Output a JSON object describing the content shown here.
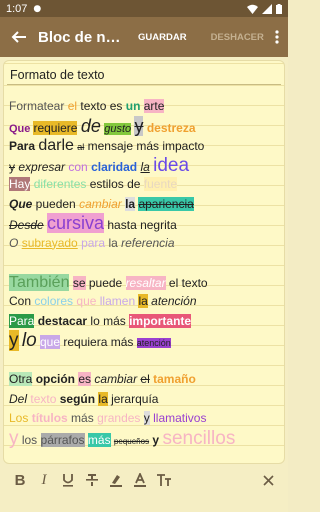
{
  "status": {
    "time": "1:07"
  },
  "toolbar": {
    "title": "Bloc de no...",
    "save_label": "GUARDAR",
    "undo_label": "DESHACER"
  },
  "note": {
    "subject": "Formato de texto",
    "lines": [
      [
        [
          "Formatear",
          "underline;color:#555"
        ],
        [
          " el ",
          "color:#f0a030"
        ],
        [
          "texto es ",
          ""
        ],
        [
          "un",
          "color:#20a070;font-weight:bold"
        ],
        [
          " ",
          ""
        ],
        [
          "arte",
          "background:#f7b4c4"
        ]
      ],
      [
        [
          "Que ",
          "color:#8a1a8a;font-weight:bold;font-size:11px"
        ],
        [
          "requiere",
          "background:#e8b928;color:#222"
        ],
        [
          " ",
          ""
        ],
        [
          "de",
          "font-size:18px;font-style:italic"
        ],
        [
          " ",
          ""
        ],
        [
          "gusto",
          "background:#82c83c;font-style:italic;font-size:11px"
        ],
        [
          " ",
          ""
        ],
        [
          "y",
          "background:#c8c8c8;font-size:18px;text-decoration:line-through"
        ],
        [
          " ",
          ""
        ],
        [
          "destreza",
          "color:#f0a030;font-weight:bold"
        ]
      ],
      [
        [
          "Para ",
          "font-weight:bold"
        ],
        [
          "darle",
          "font-size:16px"
        ],
        [
          " ",
          ""
        ],
        [
          "al",
          "font-size:9px;text-decoration:line-through"
        ],
        [
          " mensaje más impacto",
          ""
        ]
      ],
      [
        [
          "y",
          "text-decoration:line-through"
        ],
        [
          " ",
          ""
        ],
        [
          "expresar",
          "font-style:italic"
        ],
        [
          " ",
          ""
        ],
        [
          "con",
          "color:#c070e0"
        ],
        [
          " ",
          ""
        ],
        [
          "claridad",
          "color:#2a62d8;font-weight:bold"
        ],
        [
          " ",
          ""
        ],
        [
          "la",
          "font-style:italic;text-decoration:underline"
        ],
        [
          " ",
          ""
        ],
        [
          "idea",
          "color:#6a4ae8;font-size:19px"
        ]
      ],
      [
        [
          "Hay",
          "background:#b07878;color:#fff"
        ],
        [
          " ",
          ""
        ],
        [
          "diferentes",
          "color:#88e0a8"
        ],
        [
          " estilos de ",
          ""
        ],
        [
          "fuente",
          "color:#e8d8c0;background:#fff0b0"
        ]
      ],
      [
        [
          "Que",
          "font-weight:bold;font-style:italic"
        ],
        [
          " pueden ",
          ""
        ],
        [
          "cambiar",
          "color:#f0a030;font-style:italic"
        ],
        [
          " ",
          ""
        ],
        [
          "la",
          "background:#ddd;font-weight:bold"
        ],
        [
          " ",
          ""
        ],
        [
          "apariencia",
          "background:#38c8a8;text-decoration:line-through"
        ]
      ],
      [
        [
          "Desde",
          "font-style:italic;text-decoration:line-through"
        ],
        [
          " ",
          ""
        ],
        [
          "cursiva",
          "background:#f0a0d0;color:#8a40d0;font-size:18px"
        ],
        [
          " hasta negrita",
          ""
        ]
      ],
      [
        [
          "O",
          "color:#555;font-style:italic"
        ],
        [
          " ",
          ""
        ],
        [
          "subrayado",
          "color:#e8b928;text-decoration:underline"
        ],
        [
          " ",
          ""
        ],
        [
          "para",
          "color:#c8a8e8"
        ],
        [
          " la ",
          "color:#555"
        ],
        [
          "referencia",
          "color:#555;font-style:italic"
        ]
      ],
      [
        [
          "",
          ""
        ]
      ],
      [
        [
          "También",
          "background:#98d8a0;color:#5aa05a;font-size:16px"
        ],
        [
          " ",
          ""
        ],
        [
          "se",
          "background:#f7b4c4"
        ],
        [
          " puede ",
          ""
        ],
        [
          "resaltar",
          "background:#f7b4c4;color:#fff;font-style:italic"
        ],
        [
          " el texto",
          ""
        ]
      ],
      [
        [
          "Con",
          "color:#222"
        ],
        [
          " ",
          ""
        ],
        [
          "colores",
          "color:#8ad0e8"
        ],
        [
          " ",
          ""
        ],
        [
          "que",
          "color:#f7b4c4"
        ],
        [
          " ",
          ""
        ],
        [
          "llamen",
          "color:#c8a8e8"
        ],
        [
          " ",
          ""
        ],
        [
          "la",
          "background:#e8b928"
        ],
        [
          " ",
          ""
        ],
        [
          "atención",
          "font-style:italic"
        ]
      ],
      [
        [
          "Para",
          "background:#2a9a48;color:#fff"
        ],
        [
          " ",
          ""
        ],
        [
          "destacar",
          "font-weight:bold"
        ],
        [
          " lo más ",
          ""
        ],
        [
          "importante",
          "background:#e85878;color:#fff;font-weight:bold"
        ]
      ],
      [
        [
          "y",
          "background:#e8b928;font-size:19px"
        ],
        [
          " ",
          ""
        ],
        [
          "lo",
          "font-size:19px;font-style:italic"
        ],
        [
          " ",
          ""
        ],
        [
          "que",
          "background:#c8a8e8;color:#fff"
        ],
        [
          " requiera más ",
          ""
        ],
        [
          "atención",
          "background:#9a40d0;color:#222;font-size:9px"
        ]
      ],
      [
        [
          "",
          ""
        ]
      ],
      [
        [
          "Otra",
          "background:#b8e8b8"
        ],
        [
          " ",
          ""
        ],
        [
          "opción",
          "font-weight:bold"
        ],
        [
          " ",
          ""
        ],
        [
          "es",
          "background:#f7b4c4"
        ],
        [
          " ",
          ""
        ],
        [
          "cambiar",
          "font-style:italic"
        ],
        [
          " ",
          ""
        ],
        [
          "el",
          "text-decoration:line-through"
        ],
        [
          " ",
          ""
        ],
        [
          "tamaño",
          "color:#f0a030;font-weight:bold"
        ]
      ],
      [
        [
          "Del",
          "font-style:italic"
        ],
        [
          " ",
          ""
        ],
        [
          "texto",
          "color:#f7b4c4"
        ],
        [
          " ",
          ""
        ],
        [
          "según",
          "font-weight:bold"
        ],
        [
          " ",
          ""
        ],
        [
          "la",
          "background:#e8b928"
        ],
        [
          " jerarquía",
          ""
        ]
      ],
      [
        [
          "Los",
          "color:#e8b928"
        ],
        [
          " ",
          ""
        ],
        [
          "títulos",
          "color:#f7b4c4;font-weight:bold"
        ],
        [
          " ",
          ""
        ],
        [
          "más",
          "color:#555"
        ],
        [
          " ",
          ""
        ],
        [
          "grandes",
          "color:#f7b4c4"
        ],
        [
          " ",
          ""
        ],
        [
          "y",
          "background:#ddd"
        ],
        [
          " ",
          ""
        ],
        [
          "llamativos",
          "color:#9a40d0"
        ]
      ],
      [
        [
          "y",
          "color:#f7b4c4;font-size:19px"
        ],
        [
          " ",
          ""
        ],
        [
          "los",
          "color:#555"
        ],
        [
          " ",
          ""
        ],
        [
          "párrafos",
          "background:#aaa;color:#555"
        ],
        [
          " ",
          ""
        ],
        [
          "más",
          "background:#38c8a8;color:#fff"
        ],
        [
          " ",
          ""
        ],
        [
          "pequeños",
          "font-size:8px;text-decoration:line-through"
        ],
        [
          " ",
          ""
        ],
        [
          "y",
          "font-weight:bold"
        ],
        [
          " ",
          ""
        ],
        [
          "sencillos",
          "color:#f7b4c4;font-size:19px"
        ]
      ]
    ]
  },
  "format_bar": {
    "bold": "B",
    "italic": "I"
  }
}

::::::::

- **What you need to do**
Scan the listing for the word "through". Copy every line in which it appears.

- **Response for this exercise**
          "background:#c8c8c8;font-size:18px;text-decoration:line-through"
          "font-size:9px;text-decoration:line-through"
          "text-decoration:line-through"
          "background:#38c8a8;text-decoration:line-through"
          "font-style:italic;text-decoration:line-through"
          "text-decoration:line-through"
          "font-size:8px;text-decoration:line-through"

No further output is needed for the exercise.